The Baby Borrowers Interview: A baby-loaning mother and teen "parent" sound off on the hit TV show, on

The NBC show The Baby Borrowers (alternate title: Birth Control) follows baby-craving teenage couples who are given real-life parenting challenges, as they look after a baby for three days, then move on to toddlers, pre-teens, teenagers, and finally the elderly. The concept has stirred up controversy on both sides of the pond (it’s modeled after a British show of the same name), with some viewers thinking it abusive to the young children, and others admiring the show’s hard-line realism for teens who might be considering having a baby. Unusual for a TV show, a town hall will be broadcast on August 6th about the issues the show has raised. Babble spoke to both a teenage participant and the mother of a ‘borrowed’ baby to find out what in the world they were thinking. – C. W. Thompson 

Natalie Nichols is a parent who allowed Love Productions, the company behind the show, to ‘borrow’ her two children – who were two years and six months old at the time of filming – to be watched over, temporarily, by a teen couple. Natalie has two other children ages thirteen and eight, and lives outside of Salt Lake City, Utah, with her husband, who works for the government.

How did you get involved in the show?

The casting agent contacted me through my MySpace page. I guess they saw the photos and the background story.

What is your background story?

I was a teenage mom on purpose, I thought I knew everything and moved out when I was sixteen and still a student. I got pregnant on purpose and got married really early – I was married at eight months pregnant. I was a good kid, didn’t drink or anything like that. But after my parents suddenly decided they didn’t like my boyfriend, it sparked a rebellion in me. So I said, I’ll show them.

It didn’t turn out so well. I wasn’t emotionally prepared at all. My older son is now thirteen and he got the brunt of the deal. He heard us arguing constantly and yelling at each other, and neither one of us was ready to be a parent. So I thought it would be a good opportunity to help other girls not go down the same road.

It sounds like there was a legitimate reason for you to do the show.
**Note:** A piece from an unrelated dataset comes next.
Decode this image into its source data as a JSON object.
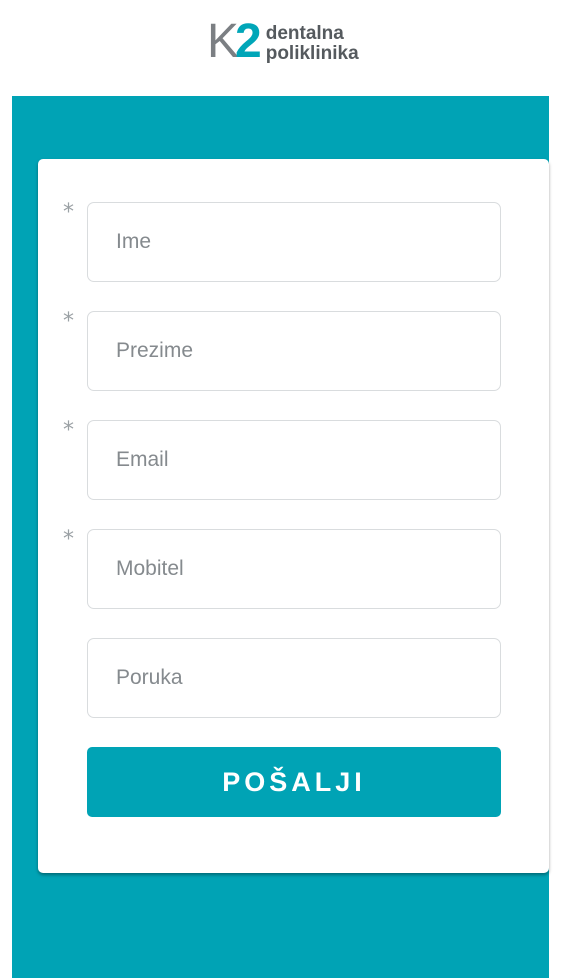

For me, just changing one girl’s life was enough. The teens that had our children were Sean and Kelsey, and Kelsey wanted to have a child at eighteen. She reminded me of me when I was that age. She wanted to prove to her boyfriend that she could do it, but I kind of think she wanted to prove to herself as well. It’s a perfectionist mindset. I thought it was good. I’ve gotten numerous letters from other girls who’ve also said that it’s been meaningful for them.
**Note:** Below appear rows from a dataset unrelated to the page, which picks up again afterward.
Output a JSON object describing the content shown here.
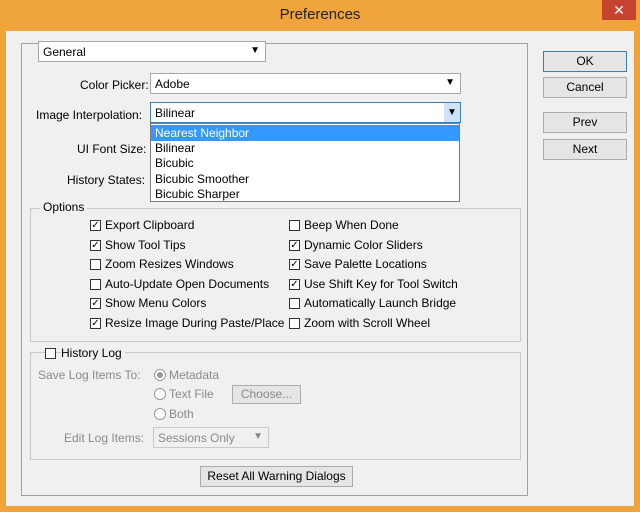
{
  "window": {
    "title": "Preferences",
    "close_glyph": "✕"
  },
  "section": {
    "selected": "General"
  },
  "fields": {
    "color_picker_label": "Color Picker:",
    "color_picker_value": "Adobe",
    "image_interp_label": "Image Interpolation:",
    "image_interp_value": "Bilinear",
    "ui_font_size_label": "UI Font Size:",
    "history_states_label": "History States:"
  },
  "interp_options": [
    "Nearest Neighbor",
    "Bilinear",
    "Bicubic",
    "Bicubic Smoother",
    "Bicubic Sharper"
  ],
  "options": {
    "legend": "Options",
    "left": [
      {
        "label": "Export Clipboard",
        "checked": true
      },
      {
        "label": "Show Tool Tips",
        "checked": true
      },
      {
        "label": "Zoom Resizes Windows",
        "checked": false
      },
      {
        "label": "Auto-Update Open Documents",
        "checked": false
      },
      {
        "label": "Show Menu Colors",
        "checked": true
      },
      {
        "label": "Resize Image During Paste/Place",
        "checked": true
      }
    ],
    "right": [
      {
        "label": "Beep When Done",
        "checked": false
      },
      {
        "label": "Dynamic Color Sliders",
        "checked": true
      },
      {
        "label": "Save Palette Locations",
        "checked": true
      },
      {
        "label": "Use Shift Key for Tool Switch",
        "checked": true
      },
      {
        "label": "Automatically Launch Bridge",
        "checked": false
      },
      {
        "label": "Zoom with Scroll Wheel",
        "checked": false
      }
    ]
  },
  "history": {
    "legend": "History Log",
    "save_to_label": "Save Log Items To:",
    "radio_metadata": "Metadata",
    "radio_textfile": "Text File",
    "radio_both": "Both",
    "choose_button": "Choose...",
    "edit_label": "Edit Log Items:",
    "edit_value": "Sessions Only"
  },
  "reset_button": "Reset All Warning Dialogs",
  "buttons": {
    "ok": "OK",
    "cancel": "Cancel",
    "prev": "Prev",
    "next": "Next"
  },
  "icons": {
    "check": "✓",
    "chevron": "⌄"
  }
}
Can you see yourself helping more teens?

I’m hoping that this will open up other opportunities. I’ve never been in a position to speak publicly. I honestly and truly am doing this to help others. I really don’t think this is an entertainment program. It’s a bit entertaining, but that’s how you get kids to watch. The parents are watching as well. And all the controversy is a good thing.

Was it difficult being on set?

The parents went three days with each child. I was on set about seven days. I didn’t find it hard. I co-slept with Etta at home, but then I didn’t see her for three days on the set except through the monitors. I pumped milk every night. The teenagers did not sleep with the kids. Nothing was staged. Because of editing it may look that way. I stayed awake for almost three days. Etta was so young, I could not sleep. It is part of being a mom.

Were your children treated properly?

The two-year-old got a diaper rash and the producer completely halted production. A paramedic was called and I was called in and the producer consulted me about the diaper rash. You don’t get that at a daycare center.

Did you have to intervene at all?

I did go over twice, but more as a mentor for the teens. I guess I gave them a bit of tough love. They just were not getting it. Sean had mentioned that maybe they could just let Etta cry. I think the scared straight idea is just what they needed, so that’s what I gave them.